'Philomena' story spurs Catholic alums' effort to help mom know her son
Catholic News Service photo
Pope Francis meets Philomena Lee, right, and actor Steve Coogan, second from right, during his general audience in St. Peter's Square at the Vatican Feb. 5. Lee, whose long search for the son she was forced to give up as a teenager in Ireland inspired th e Oscar-nominated film bearing her name, says that after meeting Pope Francis she feels forgiven and has forgiven.
Catholic News Service
ROCKFORD, Ill. — Several Boylan Central Catholic High School alums are seeking "to help a mom know her son."
After all, Boylan is more than a community. Lynn Perez-Hewitt (class of 1971) says it's smaller than that.
"It really is a tight connection, a family," she said.
And families stick together. Families help each other.
In this case, the "mom" they are reaching out to is the woman upon whom the Oscar-nominated movie "Philomena" is based. The "son" is Michael Hess, Boylan class of 1970. The idea to reach out to Philomena Lee was hatched long before any of Hess' former classmates ever heard about a movie. Their goal had everything to do with fond memories of Mike as a good, faithful and talented friend.
About a year ago Lynn Cuppini McConville, Boylan's director of advancement, was asked if she knew about the book "The Lost Child of Philomena Lee" by BBC correspondent Martin Sixsmith. It was brought to her attention by Boylan staff member Ingrid Jansen. Jansen's sister-in-law lives in Ireland, happened to read the book, and was surprised to see Rockford mentioned.
McConville said she checked it out and couldn't believe that the lost son mentioned in the book was Hess, a fellow classmate and friend who she remembers as being "such a nice and intense young man."
She said she was hesitant at first because the story highlights harsh attitudes and an unattractive chapter in church history.
Lee gave birth at a convent home in Ireland for unwed mothers. Once her son was born, like other young mothers, she was forced to "relinquish full claim forever" for her son so that he could be adopted. She also had to work in the attached laundry to pay off the debt she owed the nuns.
It was the fond memories of a "wonderfully talented and kind person" that compelled McConville to email and Facebook several of her fellow alumni about the book and its Boylan connection.

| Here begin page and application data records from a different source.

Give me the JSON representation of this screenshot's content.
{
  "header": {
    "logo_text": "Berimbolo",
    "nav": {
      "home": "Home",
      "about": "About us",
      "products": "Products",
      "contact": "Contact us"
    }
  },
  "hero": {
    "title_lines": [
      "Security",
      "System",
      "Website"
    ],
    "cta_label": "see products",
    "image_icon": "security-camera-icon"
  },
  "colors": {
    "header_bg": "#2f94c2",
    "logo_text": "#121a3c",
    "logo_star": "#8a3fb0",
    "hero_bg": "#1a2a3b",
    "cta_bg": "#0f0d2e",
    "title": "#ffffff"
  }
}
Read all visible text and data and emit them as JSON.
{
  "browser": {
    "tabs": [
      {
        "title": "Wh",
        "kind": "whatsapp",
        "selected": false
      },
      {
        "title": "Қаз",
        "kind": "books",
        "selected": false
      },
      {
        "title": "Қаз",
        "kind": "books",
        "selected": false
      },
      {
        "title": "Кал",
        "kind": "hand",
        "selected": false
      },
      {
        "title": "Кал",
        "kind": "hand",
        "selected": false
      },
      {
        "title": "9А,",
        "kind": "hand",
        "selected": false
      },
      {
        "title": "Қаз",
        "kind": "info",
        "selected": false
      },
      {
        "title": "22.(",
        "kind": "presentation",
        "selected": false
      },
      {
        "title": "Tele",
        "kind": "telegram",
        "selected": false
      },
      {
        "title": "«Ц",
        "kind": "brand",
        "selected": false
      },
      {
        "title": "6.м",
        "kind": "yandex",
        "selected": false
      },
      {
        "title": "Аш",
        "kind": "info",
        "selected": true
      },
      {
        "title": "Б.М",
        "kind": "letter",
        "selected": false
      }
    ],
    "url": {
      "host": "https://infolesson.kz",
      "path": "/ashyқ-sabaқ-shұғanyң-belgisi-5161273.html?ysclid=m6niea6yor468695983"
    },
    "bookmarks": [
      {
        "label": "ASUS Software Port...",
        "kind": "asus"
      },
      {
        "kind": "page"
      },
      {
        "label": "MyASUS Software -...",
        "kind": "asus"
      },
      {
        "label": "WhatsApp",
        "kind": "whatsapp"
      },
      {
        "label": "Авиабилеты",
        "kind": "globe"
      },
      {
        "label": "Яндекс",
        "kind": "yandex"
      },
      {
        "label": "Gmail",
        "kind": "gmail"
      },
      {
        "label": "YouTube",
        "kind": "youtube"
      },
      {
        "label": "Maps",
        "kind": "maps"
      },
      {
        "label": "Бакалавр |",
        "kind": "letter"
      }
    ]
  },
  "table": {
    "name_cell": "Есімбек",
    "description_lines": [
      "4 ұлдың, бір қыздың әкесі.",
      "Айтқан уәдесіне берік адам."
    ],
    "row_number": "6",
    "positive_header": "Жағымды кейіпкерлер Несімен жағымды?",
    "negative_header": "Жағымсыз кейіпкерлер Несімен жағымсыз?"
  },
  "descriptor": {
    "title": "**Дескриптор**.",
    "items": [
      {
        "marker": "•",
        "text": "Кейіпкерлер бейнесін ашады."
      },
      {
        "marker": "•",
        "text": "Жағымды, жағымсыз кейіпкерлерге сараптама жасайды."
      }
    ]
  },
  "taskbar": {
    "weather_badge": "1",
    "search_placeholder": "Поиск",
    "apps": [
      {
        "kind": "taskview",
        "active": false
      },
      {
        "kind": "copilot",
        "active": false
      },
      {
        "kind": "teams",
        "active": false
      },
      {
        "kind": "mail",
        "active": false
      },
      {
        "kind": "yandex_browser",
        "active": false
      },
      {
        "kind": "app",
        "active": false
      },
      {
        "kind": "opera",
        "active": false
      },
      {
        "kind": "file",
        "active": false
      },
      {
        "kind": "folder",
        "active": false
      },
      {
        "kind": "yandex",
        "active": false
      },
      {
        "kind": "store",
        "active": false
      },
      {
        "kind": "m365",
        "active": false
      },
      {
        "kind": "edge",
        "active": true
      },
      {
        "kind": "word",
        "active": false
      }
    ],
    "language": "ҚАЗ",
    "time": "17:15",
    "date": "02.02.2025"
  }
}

And so they began to reminisce about days gone by.
One classmate, Jeanne Harris Nutter, class of 1970, suggested contacting Lee to "fill in the gaps" of her son's life. Then when the classmates learned of a movie coming out based on the 2009 book, they began contacting other Boylan graduates that have connections to New York, Washington and even the Vatican.
"Jeanne called me and asked if I heard about the movie 'Philomena.' I said I heard about it but haven't seen it," Perez- Hewitt said, explaining that in her town it only played for a week or two.
"Well," Jeanne said, "it's about our Michael! I couldn't believe it."
The two shared a flood of memories about Hess. Then Harris Nutter suggested the classmates gather their memories and pictures and find a way to reach out to Lee and help "a mom get to know her son."
Lee's child, Anthony, was adopted at age 3, along with a girl named Mary, by Dr. A. Michael Hess, a successful urologist, and his wife, Marjorie Lane Hess.
Anthony was renamed Michael and he and Mary lived with the Hesses and their three biological sons in Iowa, St. Louis, Illinois and then Rockford. After Michael and Mary Hess graduated from Boylan, the Hesses moved to Florida, where Mary still resides. Michael Hess died in 1995.
"I just remember Michael being so charismatic and it was just natural for him. And he was kind and so handsome; I had a mad crush on him," Perez-Hewitt told The Observer, newspaper of the Rockford Diocese. "I was running for student council and we had the campaign meetings at his house. He was so engaged in life and was just a kind human being and we want to share that with Philomena."
She has been part of the International Rotary Organization, so she made some connections in England and Ireland to contact Lee.
Harris Nutter went to grade school with Hess. She said she didn't recall if Mike ever talked about being adopted.
Her own career as a social worker, which included working with special-needs adoption and children in foster care, led her to try to reach out to Lee.
"I understand the struggle they both went through in their search for each other," said Harris Nutter. "I understand the pain of giving up a child for adoption, either voluntarily or involuntarily. It is not easy. ... It is life changing and tragic."
Harris Nutter said she and her fellow Boylan alums have stories "to share with Philomena and photos and maybe other tangible pieces of Michael that she can have to fill the piece of her heart that has been missing for 50 some years."
Whether the Boylan connection to Philomena Lee goes full circle, the Boylan family as Perez-Hewitt called it, is stronger for the memories.